Data records for software interfaces
=== Begin Enclosure ===

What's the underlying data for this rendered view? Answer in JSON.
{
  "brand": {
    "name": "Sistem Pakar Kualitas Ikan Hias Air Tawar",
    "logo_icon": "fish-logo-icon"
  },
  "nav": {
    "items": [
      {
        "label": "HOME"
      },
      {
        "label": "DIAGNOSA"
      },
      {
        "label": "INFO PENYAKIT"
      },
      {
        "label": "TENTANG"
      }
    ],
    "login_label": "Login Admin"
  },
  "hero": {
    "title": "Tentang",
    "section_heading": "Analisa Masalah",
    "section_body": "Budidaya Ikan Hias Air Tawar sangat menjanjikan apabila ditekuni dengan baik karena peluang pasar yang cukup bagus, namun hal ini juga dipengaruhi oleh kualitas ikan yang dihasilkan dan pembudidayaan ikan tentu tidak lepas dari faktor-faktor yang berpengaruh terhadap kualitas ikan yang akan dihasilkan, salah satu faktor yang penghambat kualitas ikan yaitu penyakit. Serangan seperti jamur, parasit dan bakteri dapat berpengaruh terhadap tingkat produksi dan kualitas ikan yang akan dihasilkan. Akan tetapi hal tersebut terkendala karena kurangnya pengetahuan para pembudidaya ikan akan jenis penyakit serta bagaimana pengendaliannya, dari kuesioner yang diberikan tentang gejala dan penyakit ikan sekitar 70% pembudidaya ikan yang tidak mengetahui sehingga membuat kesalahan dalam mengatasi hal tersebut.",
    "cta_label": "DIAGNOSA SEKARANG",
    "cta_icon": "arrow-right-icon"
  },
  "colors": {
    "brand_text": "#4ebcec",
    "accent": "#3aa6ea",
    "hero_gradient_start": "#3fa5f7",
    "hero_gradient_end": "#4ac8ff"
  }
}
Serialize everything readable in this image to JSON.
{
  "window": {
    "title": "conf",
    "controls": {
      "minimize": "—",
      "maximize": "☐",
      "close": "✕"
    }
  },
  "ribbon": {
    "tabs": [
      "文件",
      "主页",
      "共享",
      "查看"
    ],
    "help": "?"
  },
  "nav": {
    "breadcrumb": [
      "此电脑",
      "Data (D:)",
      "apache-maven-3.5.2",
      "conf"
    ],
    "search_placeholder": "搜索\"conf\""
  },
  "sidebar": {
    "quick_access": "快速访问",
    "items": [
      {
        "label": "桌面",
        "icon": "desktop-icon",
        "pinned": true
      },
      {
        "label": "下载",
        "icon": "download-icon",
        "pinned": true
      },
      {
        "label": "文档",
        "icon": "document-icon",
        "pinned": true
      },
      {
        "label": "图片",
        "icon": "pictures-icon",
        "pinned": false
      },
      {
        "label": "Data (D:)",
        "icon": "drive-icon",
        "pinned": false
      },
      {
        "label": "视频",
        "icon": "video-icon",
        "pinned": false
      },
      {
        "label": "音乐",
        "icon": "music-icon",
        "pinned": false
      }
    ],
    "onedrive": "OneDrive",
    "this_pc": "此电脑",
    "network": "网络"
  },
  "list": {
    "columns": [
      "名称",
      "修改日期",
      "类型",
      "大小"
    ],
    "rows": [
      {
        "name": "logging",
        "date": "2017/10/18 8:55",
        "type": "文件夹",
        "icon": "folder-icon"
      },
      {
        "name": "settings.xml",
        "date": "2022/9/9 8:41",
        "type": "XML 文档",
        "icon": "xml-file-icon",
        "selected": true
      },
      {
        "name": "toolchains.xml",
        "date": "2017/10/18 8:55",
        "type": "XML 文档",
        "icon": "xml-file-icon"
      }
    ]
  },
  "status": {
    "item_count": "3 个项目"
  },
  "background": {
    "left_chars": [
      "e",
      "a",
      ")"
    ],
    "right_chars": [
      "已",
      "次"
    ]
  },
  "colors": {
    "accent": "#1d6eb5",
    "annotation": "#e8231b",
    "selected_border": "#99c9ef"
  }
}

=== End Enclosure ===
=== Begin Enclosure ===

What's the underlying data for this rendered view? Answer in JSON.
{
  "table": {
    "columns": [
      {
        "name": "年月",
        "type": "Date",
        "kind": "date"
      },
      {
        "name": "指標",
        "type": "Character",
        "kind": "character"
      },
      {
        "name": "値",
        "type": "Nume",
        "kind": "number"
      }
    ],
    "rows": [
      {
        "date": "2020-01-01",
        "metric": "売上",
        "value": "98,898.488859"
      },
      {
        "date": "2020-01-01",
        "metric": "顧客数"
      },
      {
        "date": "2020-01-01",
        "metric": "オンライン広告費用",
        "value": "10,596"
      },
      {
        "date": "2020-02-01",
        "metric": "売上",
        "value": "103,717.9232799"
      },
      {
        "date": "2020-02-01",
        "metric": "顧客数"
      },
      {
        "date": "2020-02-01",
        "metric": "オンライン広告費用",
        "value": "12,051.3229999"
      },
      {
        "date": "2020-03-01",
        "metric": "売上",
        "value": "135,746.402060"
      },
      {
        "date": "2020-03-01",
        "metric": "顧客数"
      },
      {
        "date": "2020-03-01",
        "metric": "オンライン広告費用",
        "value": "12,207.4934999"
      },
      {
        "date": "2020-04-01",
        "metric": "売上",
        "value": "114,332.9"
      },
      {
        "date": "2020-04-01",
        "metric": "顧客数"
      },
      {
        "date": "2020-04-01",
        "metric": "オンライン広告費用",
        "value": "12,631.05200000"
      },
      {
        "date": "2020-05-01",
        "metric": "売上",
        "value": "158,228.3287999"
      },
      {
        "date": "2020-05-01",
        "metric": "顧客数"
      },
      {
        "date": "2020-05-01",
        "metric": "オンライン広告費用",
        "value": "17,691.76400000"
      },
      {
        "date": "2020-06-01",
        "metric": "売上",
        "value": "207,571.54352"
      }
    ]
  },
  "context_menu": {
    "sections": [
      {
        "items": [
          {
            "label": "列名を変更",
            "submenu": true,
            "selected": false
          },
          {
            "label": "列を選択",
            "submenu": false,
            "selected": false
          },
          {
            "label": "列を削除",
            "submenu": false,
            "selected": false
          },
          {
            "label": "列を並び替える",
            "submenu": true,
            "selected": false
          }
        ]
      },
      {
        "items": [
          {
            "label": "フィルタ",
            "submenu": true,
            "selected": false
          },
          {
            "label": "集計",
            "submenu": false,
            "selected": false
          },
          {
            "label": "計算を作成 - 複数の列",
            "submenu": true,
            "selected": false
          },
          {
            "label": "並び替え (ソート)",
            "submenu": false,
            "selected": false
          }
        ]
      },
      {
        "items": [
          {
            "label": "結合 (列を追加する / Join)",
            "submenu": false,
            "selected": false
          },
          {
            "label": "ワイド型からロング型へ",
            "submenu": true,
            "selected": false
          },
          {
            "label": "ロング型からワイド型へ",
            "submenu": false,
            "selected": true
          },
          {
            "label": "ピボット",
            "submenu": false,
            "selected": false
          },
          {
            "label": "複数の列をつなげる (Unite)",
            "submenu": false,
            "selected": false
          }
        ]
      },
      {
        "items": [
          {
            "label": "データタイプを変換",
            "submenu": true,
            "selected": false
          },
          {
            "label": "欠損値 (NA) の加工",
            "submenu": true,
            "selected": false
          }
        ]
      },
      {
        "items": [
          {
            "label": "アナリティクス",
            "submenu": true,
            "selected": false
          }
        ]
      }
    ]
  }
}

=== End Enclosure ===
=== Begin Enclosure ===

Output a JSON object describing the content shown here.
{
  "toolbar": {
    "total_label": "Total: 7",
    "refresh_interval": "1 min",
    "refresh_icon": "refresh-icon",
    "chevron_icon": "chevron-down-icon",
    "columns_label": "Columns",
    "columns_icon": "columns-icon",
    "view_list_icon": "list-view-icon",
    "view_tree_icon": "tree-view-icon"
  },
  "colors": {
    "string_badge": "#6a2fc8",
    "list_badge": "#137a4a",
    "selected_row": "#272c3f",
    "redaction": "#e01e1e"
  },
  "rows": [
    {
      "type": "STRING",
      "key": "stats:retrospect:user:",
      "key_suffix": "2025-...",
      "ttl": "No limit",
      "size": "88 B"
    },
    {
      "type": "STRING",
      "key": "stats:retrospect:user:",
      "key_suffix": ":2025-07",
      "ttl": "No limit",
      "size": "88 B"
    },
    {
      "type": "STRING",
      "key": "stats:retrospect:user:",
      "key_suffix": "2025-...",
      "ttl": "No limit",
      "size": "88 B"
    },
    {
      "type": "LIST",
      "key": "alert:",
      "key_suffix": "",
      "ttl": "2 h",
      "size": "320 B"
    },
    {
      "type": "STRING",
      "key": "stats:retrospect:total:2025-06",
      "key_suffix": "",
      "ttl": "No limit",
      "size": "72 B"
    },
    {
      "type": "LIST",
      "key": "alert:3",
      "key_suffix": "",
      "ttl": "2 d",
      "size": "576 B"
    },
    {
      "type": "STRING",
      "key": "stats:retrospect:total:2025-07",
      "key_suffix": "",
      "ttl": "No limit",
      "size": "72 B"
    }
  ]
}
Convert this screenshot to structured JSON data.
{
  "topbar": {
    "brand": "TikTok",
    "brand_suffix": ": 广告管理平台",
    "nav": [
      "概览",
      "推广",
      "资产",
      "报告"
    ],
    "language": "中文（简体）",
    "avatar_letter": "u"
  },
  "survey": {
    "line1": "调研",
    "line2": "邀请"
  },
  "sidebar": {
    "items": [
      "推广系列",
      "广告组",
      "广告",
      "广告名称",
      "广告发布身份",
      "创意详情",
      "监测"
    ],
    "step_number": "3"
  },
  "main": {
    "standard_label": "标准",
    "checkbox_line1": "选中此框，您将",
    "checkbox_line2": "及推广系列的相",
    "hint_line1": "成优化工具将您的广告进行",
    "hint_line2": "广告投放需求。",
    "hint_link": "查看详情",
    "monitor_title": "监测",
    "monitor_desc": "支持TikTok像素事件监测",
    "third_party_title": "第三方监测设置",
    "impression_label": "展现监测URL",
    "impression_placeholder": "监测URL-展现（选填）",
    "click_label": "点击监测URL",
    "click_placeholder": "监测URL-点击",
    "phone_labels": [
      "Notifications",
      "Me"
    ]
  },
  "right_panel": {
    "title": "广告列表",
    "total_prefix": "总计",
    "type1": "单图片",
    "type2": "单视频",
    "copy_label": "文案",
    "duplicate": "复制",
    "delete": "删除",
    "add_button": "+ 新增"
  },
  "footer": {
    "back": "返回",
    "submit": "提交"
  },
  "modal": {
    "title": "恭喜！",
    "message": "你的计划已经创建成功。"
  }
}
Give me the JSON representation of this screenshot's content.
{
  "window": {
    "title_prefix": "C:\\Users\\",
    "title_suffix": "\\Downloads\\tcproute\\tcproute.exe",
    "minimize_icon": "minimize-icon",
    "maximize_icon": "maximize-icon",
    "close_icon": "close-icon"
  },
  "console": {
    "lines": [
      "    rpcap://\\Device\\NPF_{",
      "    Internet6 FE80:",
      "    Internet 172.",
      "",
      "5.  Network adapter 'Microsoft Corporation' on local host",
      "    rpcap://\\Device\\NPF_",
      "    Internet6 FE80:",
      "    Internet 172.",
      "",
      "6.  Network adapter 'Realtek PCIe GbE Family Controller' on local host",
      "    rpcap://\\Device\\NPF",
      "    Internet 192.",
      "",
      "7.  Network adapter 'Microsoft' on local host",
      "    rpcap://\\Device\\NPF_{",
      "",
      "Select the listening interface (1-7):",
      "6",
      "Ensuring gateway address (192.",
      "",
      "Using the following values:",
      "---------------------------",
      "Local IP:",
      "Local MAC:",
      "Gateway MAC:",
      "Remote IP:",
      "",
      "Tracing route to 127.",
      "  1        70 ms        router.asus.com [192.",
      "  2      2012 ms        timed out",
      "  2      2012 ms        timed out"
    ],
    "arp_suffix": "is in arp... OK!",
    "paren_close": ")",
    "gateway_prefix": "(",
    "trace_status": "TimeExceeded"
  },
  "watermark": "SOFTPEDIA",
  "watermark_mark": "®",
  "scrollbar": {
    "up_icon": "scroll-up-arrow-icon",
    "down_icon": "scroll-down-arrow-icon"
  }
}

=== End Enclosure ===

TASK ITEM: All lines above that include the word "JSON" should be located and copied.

SOLUTION FOR THIS EXERCISE:
What's the underlying data for this rendered view? Answer in JSON.
Serialize everything readable in this image to JSON.
What's the underlying data for this rendered view? Answer in JSON.
Output a JSON object describing the content shown here.
Convert this screenshot to structured JSON data.
Give me the JSON representation of this screenshot's content.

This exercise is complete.